# What needs to be done
Copy each line below word for word and drop every image.

# Excerpts from a dataset

■ ■ ■ ■

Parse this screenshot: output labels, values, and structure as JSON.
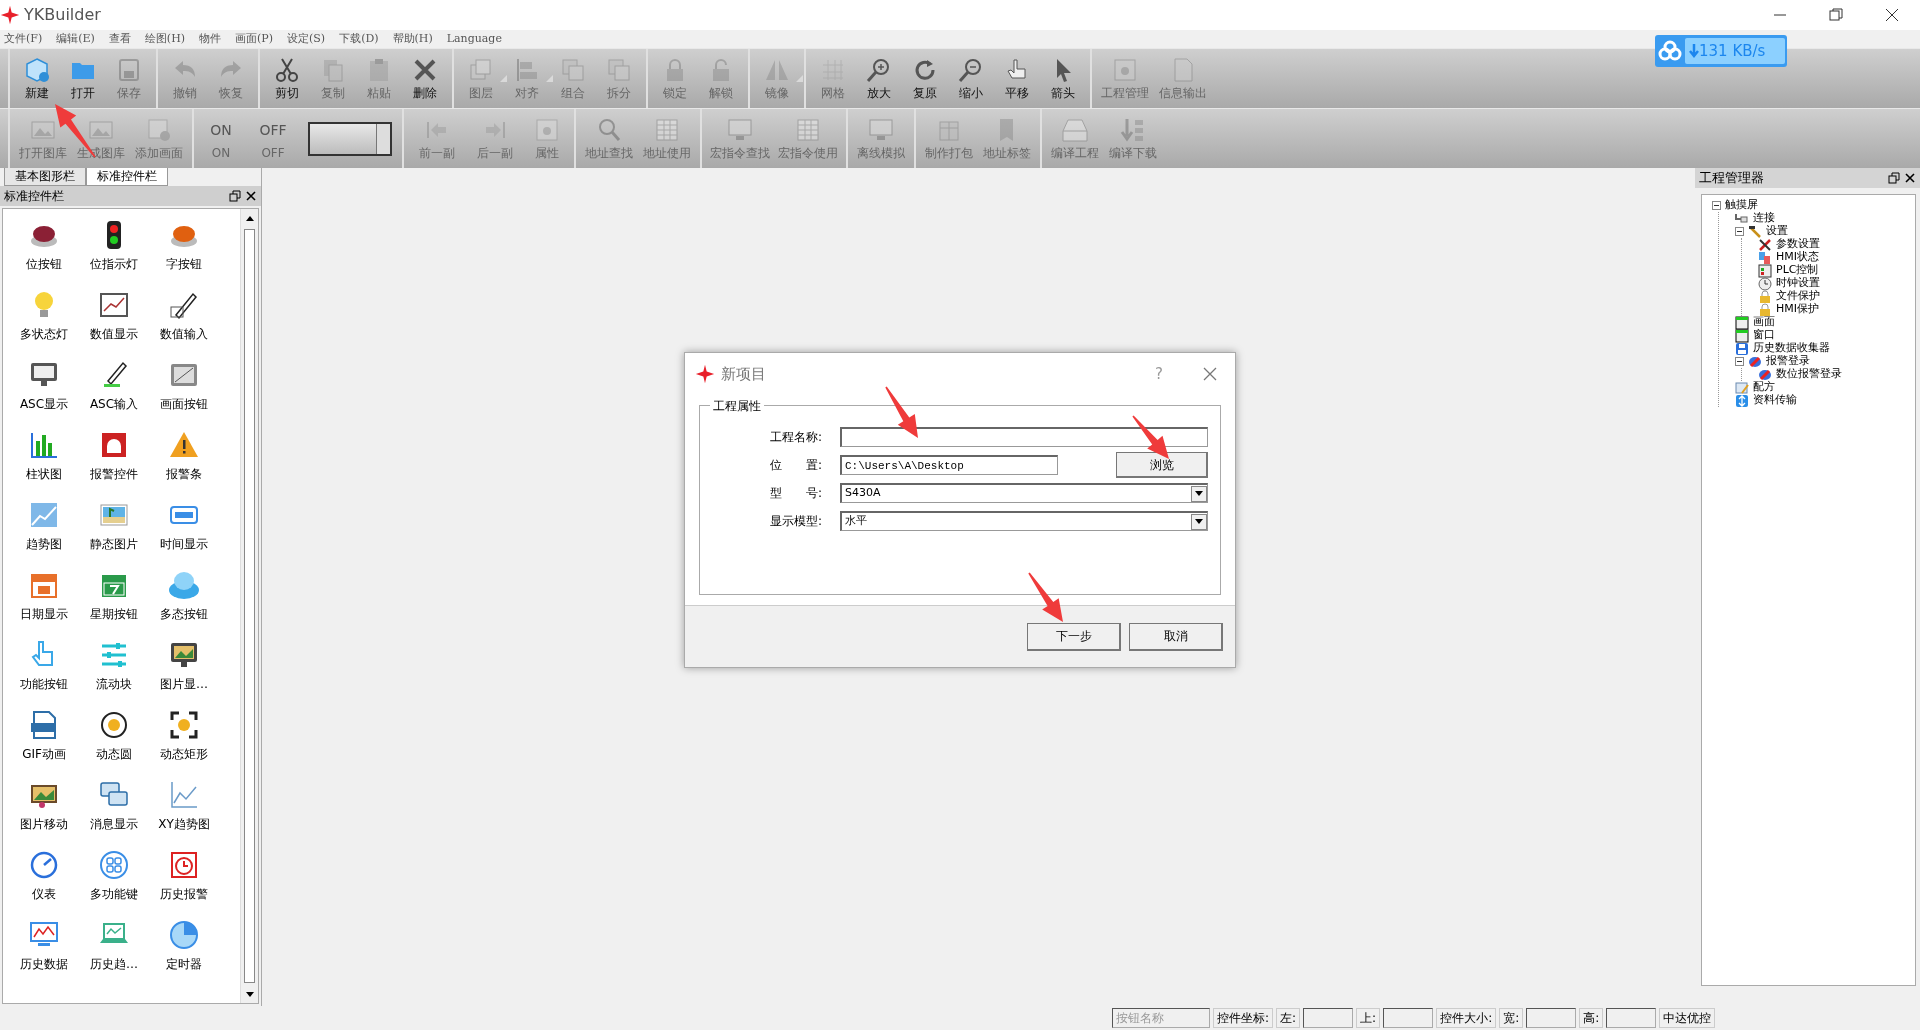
{
  "window": {
    "title": "YKBuilder"
  },
  "menu": [
    "文件(F)",
    "编辑(E)",
    "查看",
    "绘图(H)",
    "物件",
    "画面(P)",
    "设定(S)",
    "下载(D)",
    "帮助(H)",
    "Language"
  ],
  "toolbar_1": [
    {
      "items": [
        {
          "label": "新建",
          "disabled": false,
          "dropdown": false
        },
        {
          "label": "打开",
          "disabled": false,
          "dropdown": false
        },
        {
          "label": "保存",
          "disabled": true,
          "dropdown": false
        }
      ]
    },
    {
      "items": [
        {
          "label": "撤销",
          "disabled": true,
          "dropdown": false
        },
        {
          "label": "恢复",
          "disabled": true,
          "dropdown": false
        }
      ]
    },
    {
      "items": [
        {
          "label": "剪切",
          "disabled": false,
          "dropdown": false
        },
        {
          "label": "复制",
          "disabled": true,
          "dropdown": false
        },
        {
          "label": "粘贴",
          "disabled": true,
          "dropdown": false
        },
        {
          "label": "删除",
          "disabled": false,
          "dropdown": false
        }
      ]
    },
    {
      "items": [
        {
          "label": "图层",
          "disabled": true,
          "dropdown": true
        },
        {
          "label": "对齐",
          "disabled": true,
          "dropdown": true
        },
        {
          "label": "组合",
          "disabled": true,
          "dropdown": false
        },
        {
          "label": "拆分",
          "disabled": true,
          "dropdown": false
        }
      ]
    },
    {
      "items": [
        {
          "label": "锁定",
          "disabled": true,
          "dropdown": false
        },
        {
          "label": "解锁",
          "disabled": true,
          "dropdown": false
        }
      ]
    },
    {
      "items": [
        {
          "label": "镜像",
          "disabled": true,
          "dropdown": true
        }
      ]
    },
    {
      "items": [
        {
          "label": "网格",
          "disabled": true,
          "dropdown": false
        },
        {
          "label": "放大",
          "disabled": false,
          "dropdown": false
        },
        {
          "label": "复原",
          "disabled": false,
          "dropdown": false
        },
        {
          "label": "缩小",
          "disabled": false,
          "dropdown": false
        },
        {
          "label": "平移",
          "disabled": false,
          "dropdown": false
        },
        {
          "label": "箭头",
          "disabled": false,
          "dropdown": false
        }
      ]
    },
    {
      "items": [
        {
          "label": "工程管理",
          "disabled": true,
          "dropdown": false
        },
        {
          "label": "信息输出",
          "disabled": true,
          "dropdown": false
        }
      ]
    }
  ],
  "toolbar_2": [
    {
      "items": [
        {
          "kind": "button",
          "label": "打开图库"
        },
        {
          "kind": "button",
          "label": "生成图库"
        },
        {
          "kind": "button",
          "label": "添加画面"
        }
      ]
    },
    {
      "items": [
        {
          "kind": "toggle_text",
          "icon_text": "ON",
          "label": "ON"
        },
        {
          "kind": "toggle_text",
          "icon_text": "OFF",
          "label": "OFF"
        },
        {
          "kind": "combo"
        }
      ]
    },
    {
      "items": [
        {
          "kind": "button",
          "label": "前一副"
        },
        {
          "kind": "button",
          "label": "后一副"
        },
        {
          "kind": "button",
          "label": "属性"
        }
      ]
    },
    {
      "items": [
        {
          "kind": "button",
          "label": "地址查找"
        },
        {
          "kind": "button",
          "label": "地址使用"
        }
      ]
    },
    {
      "items": [
        {
          "kind": "button",
          "label": "宏指令查找"
        },
        {
          "kind": "button",
          "label": "宏指令使用"
        }
      ]
    },
    {
      "items": [
        {
          "kind": "button",
          "label": "离线模拟"
        }
      ]
    },
    {
      "items": [
        {
          "kind": "button",
          "label": "制作打包"
        },
        {
          "kind": "button",
          "label": "地址标签"
        }
      ]
    },
    {
      "items": [
        {
          "kind": "button",
          "label": "编译工程"
        },
        {
          "kind": "button",
          "label": "编译下载"
        }
      ]
    }
  ],
  "speed_widget": {
    "text": "131 KB/s"
  },
  "left_tabs": [
    {
      "label": "基本图形栏",
      "selected": false
    },
    {
      "label": "标准控件栏",
      "selected": true
    }
  ],
  "control_panel": {
    "title": "标准控件栏",
    "items": [
      "位按钮",
      "位指示灯",
      "字按钮",
      "多状态灯",
      "数值显示",
      "数值输入",
      "ASC显示",
      "ASC输入",
      "画面按钮",
      "柱状图",
      "报警控件",
      "报警条",
      "趋势图",
      "静态图片",
      "时间显示",
      "日期显示",
      "星期按钮",
      "多态按钮",
      "功能按钮",
      "流动块",
      "图片显…",
      "GIF动画",
      "动态圆",
      "动态矩形",
      "图片移动",
      "消息显示",
      "XY趋势图",
      "仪表",
      "多功能键",
      "历史报警",
      "历史数据",
      "历史趋…",
      "定时器"
    ]
  },
  "dialog": {
    "title": "新项目",
    "help": "?",
    "group_title": "工程属性",
    "fields": [
      {
        "kind": "input",
        "label": "工程名称:"
      },
      {
        "kind": "input_browse",
        "label": "位　　置:",
        "value": "C:\\Users\\A\\Desktop",
        "button": "浏览"
      },
      {
        "kind": "select",
        "label": "型　　号:",
        "value": "S430A"
      },
      {
        "kind": "select",
        "label": "显示模型:",
        "value": "水平"
      }
    ],
    "buttons": [
      "下一步",
      "取消"
    ]
  },
  "project_manager": {
    "title": "工程管理器",
    "tree": [
      {
        "label": "触摸屏",
        "expanded": true,
        "children": [
          {
            "label": "连接"
          },
          {
            "label": "设置",
            "expanded": true,
            "children": [
              {
                "label": "参数设置"
              },
              {
                "label": "HMI状态"
              },
              {
                "label": "PLC控制"
              },
              {
                "label": "时钟设置"
              },
              {
                "label": "文件保护"
              },
              {
                "label": "HMI保护"
              }
            ]
          },
          {
            "label": "画面"
          },
          {
            "label": "窗口"
          },
          {
            "label": "历史数据收集器"
          },
          {
            "label": "报警登录",
            "expanded": true,
            "children": [
              {
                "label": "数位报警登录"
              }
            ]
          },
          {
            "label": "配方"
          },
          {
            "label": "资料传输"
          }
        ]
      }
    ]
  },
  "status_bar": [
    {
      "kind": "field",
      "placeholder": "按钮名称"
    },
    {
      "kind": "label",
      "text": "控件坐标:"
    },
    {
      "kind": "label",
      "text": "左:"
    },
    {
      "kind": "field"
    },
    {
      "kind": "label",
      "text": "上:"
    },
    {
      "kind": "field"
    },
    {
      "kind": "label",
      "text": "控件大小:"
    },
    {
      "kind": "label",
      "text": "宽:"
    },
    {
      "kind": "field"
    },
    {
      "kind": "label",
      "text": "高:"
    },
    {
      "kind": "field"
    },
    {
      "kind": "label",
      "text": "中达优控"
    }
  ]
}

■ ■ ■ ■

# Answer section
Parse this screenshot: output labels, values, and structure as JSON.
{
  "window": {
    "title": "YKBuilder"
  },
  "menu": [
    "文件(F)",
    "编辑(E)",
    "查看",
    "绘图(H)",
    "物件",
    "画面(P)",
    "设定(S)",
    "下载(D)",
    "帮助(H)",
    "Language"
  ],
  "toolbar_1": [
    {
      "items": [
        {
          "label": "新建",
          "disabled": false,
          "dropdown": false
        },
        {
          "label": "打开",
          "disabled": false,
          "dropdown": false
        },
        {
          "label": "保存",
          "disabled": true,
          "dropdown": false
        }
      ]
    },
    {
      "items": [
        {
          "label": "撤销",
          "disabled": true,
          "dropdown": false
        },
        {
          "label": "恢复",
          "disabled": true,
          "dropdown": false
        }
      ]
    },
    {
      "items": [
        {
          "label": "剪切",
          "disabled": false,
          "dropdown": false
        },
        {
          "label": "复制",
          "disabled": true,
          "dropdown": false
        },
        {
          "label": "粘贴",
          "disabled": true,
          "dropdown": false
        },
        {
          "label": "删除",
          "disabled": false,
          "dropdown": false
        }
      ]
    },
    {
      "items": [
        {
          "label": "图层",
          "disabled": true,
          "dropdown": true
        },
        {
          "label": "对齐",
          "disabled": true,
          "dropdown": true
        },
        {
          "label": "组合",
          "disabled": true,
          "dropdown": false
        },
        {
          "label": "拆分",
          "disabled": true,
          "dropdown": false
        }
      ]
    },
    {
      "items": [
        {
          "label": "锁定",
          "disabled": true,
          "dropdown": false
        },
        {
          "label": "解锁",
          "disabled": true,
          "dropdown": false
        }
      ]
    },
    {
      "items": [
        {
          "label": "镜像",
          "disabled": true,
          "dropdown": true
        }
      ]
    },
    {
      "items": [
        {
          "label": "网格",
          "disabled": true,
          "dropdown": false
        },
        {
          "label": "放大",
          "disabled": false,
          "dropdown": false
        },
        {
          "label": "复原",
          "disabled": false,
          "dropdown": false
        },
        {
          "label": "缩小",
          "disabled": false,
          "dropdown": false
        },
        {
          "label": "平移",
          "disabled": false,
          "dropdown": false
        },
        {
          "label": "箭头",
          "disabled": false,
          "dropdown": false
        }
      ]
    },
    {
      "items": [
        {
          "label": "工程管理",
          "disabled": true,
          "dropdown": false
        },
        {
          "label": "信息输出",
          "disabled": true,
          "dropdown": false
        }
      ]
    }
  ],
  "toolbar_2": [
    {
      "items": [
        {
          "kind": "button",
          "label": "打开图库"
        },
        {
          "kind": "button",
          "label": "生成图库"
        },
        {
          "kind": "button",
          "label": "添加画面"
        }
      ]
    },
    {
      "items": [
        {
          "kind": "toggle_text",
          "icon_text": "ON",
          "label": "ON"
        },
        {
          "kind": "toggle_text",
          "icon_text": "OFF",
          "label": "OFF"
        },
        {
          "kind": "combo"
        }
      ]
    },
    {
      "items": [
        {
          "kind": "button",
          "label": "前一副"
        },
        {
          "kind": "button",
          "label": "后一副"
        },
        {
          "kind": "button",
          "label": "属性"
        }
      ]
    },
    {
      "items": [
        {
          "kind": "button",
          "label": "地址查找"
        },
        {
          "kind": "button",
          "label": "地址使用"
        }
      ]
    },
    {
      "items": [
        {
          "kind": "button",
          "label": "宏指令查找"
        },
        {
          "kind": "button",
          "label": "宏指令使用"
        }
      ]
    },
    {
      "items": [
        {
          "kind": "button",
          "label": "离线模拟"
        }
      ]
    },
    {
      "items": [
        {
          "kind": "button",
          "label": "制作打包"
        },
        {
          "kind": "button",
          "label": "地址标签"
        }
      ]
    },
    {
      "items": [
        {
          "kind": "button",
          "label": "编译工程"
        },
        {
          "kind": "button",
          "label": "编译下载"
        }
      ]
    }
  ],
  "speed_widget": {
    "text": "131 KB/s"
  },
  "left_tabs": [
    {
      "label": "基本图形栏",
      "selected": false
    },
    {
      "label": "标准控件栏",
      "selected": true
    }
  ],
  "control_panel": {
    "title": "标准控件栏",
    "items": [
      "位按钮",
      "位指示灯",
      "字按钮",
      "多状态灯",
      "数值显示",
      "数值输入",
      "ASC显示",
      "ASC输入",
      "画面按钮",
      "柱状图",
      "报警控件",
      "报警条",
      "趋势图",
      "静态图片",
      "时间显示",
      "日期显示",
      "星期按钮",
      "多态按钮",
      "功能按钮",
      "流动块",
      "图片显…",
      "GIF动画",
      "动态圆",
      "动态矩形",
      "图片移动",
      "消息显示",
      "XY趋势图",
      "仪表",
      "多功能键",
      "历史报警",
      "历史数据",
      "历史趋…",
      "定时器"
    ]
  },
  "dialog": {
    "title": "新项目",
    "help": "?",
    "group_title": "工程属性",
    "fields": [
      {
        "kind": "input",
        "label": "工程名称:"
      },
      {
        "kind": "input_browse",
        "label": "位　　置:",
        "value": "C:\\Users\\A\\Desktop",
        "button": "浏览"
      },
      {
        "kind": "select",
        "label": "型　　号:",
        "value": "S430A"
      },
      {
        "kind": "select",
        "label": "显示模型:",
        "value": "水平"
      }
    ],
    "buttons": [
      "下一步",
      "取消"
    ]
  },
  "project_manager": {
    "title": "工程管理器",
    "tree": [
      {
        "label": "触摸屏",
        "expanded": true,
        "children": [
          {
            "label": "连接"
          },
          {
            "label": "设置",
            "expanded": true,
            "children": [
              {
                "label": "参数设置"
              },
              {
                "label": "HMI状态"
              },
              {
                "label": "PLC控制"
              },
              {
                "label": "时钟设置"
              },
              {
                "label": "文件保护"
              },
              {
                "label": "HMI保护"
              }
            ]
          },
          {
            "label": "画面"
          },
          {
            "label": "窗口"
          },
          {
            "label": "历史数据收集器"
          },
          {
            "label": "报警登录",
            "expanded": true,
            "children": [
              {
                "label": "数位报警登录"
              }
            ]
          },
          {
            "label": "配方"
          },
          {
            "label": "资料传输"
          }
        ]
      }
    ]
  },
  "status_bar": [
    {
      "kind": "field",
      "placeholder": "按钮名称"
    },
    {
      "kind": "label",
      "text": "控件坐标:"
    },
    {
      "kind": "label",
      "text": "左:"
    },
    {
      "kind": "field"
    },
    {
      "kind": "label",
      "text": "上:"
    },
    {
      "kind": "field"
    },
    {
      "kind": "label",
      "text": "控件大小:"
    },
    {
      "kind": "label",
      "text": "宽:"
    },
    {
      "kind": "field"
    },
    {
      "kind": "label",
      "text": "高:"
    },
    {
      "kind": "field"
    },
    {
      "kind": "label",
      "text": "中达优控"
    }
  ]
}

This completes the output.